According to IDC, software spending in North America did not grow
nearly as quickly in 2001 as it did in 2000, when it increased more than
18% over 1999 spending. Over-investment, particularly in technology, by
companies prior to the bubble burst has deterred growth in investment over
the past 18 or so months. The result is that the IT training market, while
still growing in 2001, was impacted adversely.
The training market is not immune to the IT service spending slowdown,
a new research from IDC reveals. In a recently published report, virtually
every region in which IDC covers IT training, analysts have revised their
market sizing for 2001 downward and lowered expectations for growth in
2002. However, longer-term outlooks are more positive. IDC predicts the
worldwide market for Corporate IT Education and Training will increase
at a compound annual growth rate (CAGR) of 11.2% to reach $39 billion
The picture for 2002 will be anything but rosy, particularly during the
first two quarters. The main factors that will affect IT demand remain
related to wider economic concerns and business confidence. However, the
growth of various software markets foretells revenue increases in the
IT training market.
IDC believes that the market for delivering IT training content using
the corporate network as a medium will grow by nearly 44% in 2002, as
buyers feel that e-learning is particularly suitable for technical subjects
such as application training, programming, and system infrastructure training.

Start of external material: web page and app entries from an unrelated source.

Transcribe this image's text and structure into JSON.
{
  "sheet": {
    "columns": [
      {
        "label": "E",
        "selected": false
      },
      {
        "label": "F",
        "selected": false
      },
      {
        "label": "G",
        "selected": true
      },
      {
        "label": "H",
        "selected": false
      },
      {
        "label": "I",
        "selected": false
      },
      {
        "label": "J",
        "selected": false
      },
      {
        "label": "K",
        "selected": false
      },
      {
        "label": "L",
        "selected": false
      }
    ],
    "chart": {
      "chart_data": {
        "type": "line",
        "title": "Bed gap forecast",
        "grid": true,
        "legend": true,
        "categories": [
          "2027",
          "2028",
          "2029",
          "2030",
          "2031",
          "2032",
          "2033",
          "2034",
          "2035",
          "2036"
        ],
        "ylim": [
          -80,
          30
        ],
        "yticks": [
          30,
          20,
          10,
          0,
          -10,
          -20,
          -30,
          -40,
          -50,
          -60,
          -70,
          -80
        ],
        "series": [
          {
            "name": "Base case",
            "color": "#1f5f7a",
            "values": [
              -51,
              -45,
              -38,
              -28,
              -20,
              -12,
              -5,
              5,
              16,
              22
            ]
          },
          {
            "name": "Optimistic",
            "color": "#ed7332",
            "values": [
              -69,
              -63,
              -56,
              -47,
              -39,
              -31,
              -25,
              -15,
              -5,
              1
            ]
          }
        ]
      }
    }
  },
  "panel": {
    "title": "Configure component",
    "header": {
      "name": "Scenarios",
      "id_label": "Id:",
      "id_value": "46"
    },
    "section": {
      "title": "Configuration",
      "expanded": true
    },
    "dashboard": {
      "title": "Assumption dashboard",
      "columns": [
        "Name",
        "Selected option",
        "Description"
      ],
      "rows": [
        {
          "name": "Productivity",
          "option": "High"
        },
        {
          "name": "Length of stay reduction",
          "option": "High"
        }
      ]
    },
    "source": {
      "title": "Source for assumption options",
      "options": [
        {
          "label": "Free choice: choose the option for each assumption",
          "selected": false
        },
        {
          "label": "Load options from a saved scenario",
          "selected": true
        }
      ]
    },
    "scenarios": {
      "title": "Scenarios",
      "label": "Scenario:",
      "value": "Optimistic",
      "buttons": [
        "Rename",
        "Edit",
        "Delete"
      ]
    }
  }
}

IDC remains optimistic about the corporate IT training marketplace, particularly
over the long term.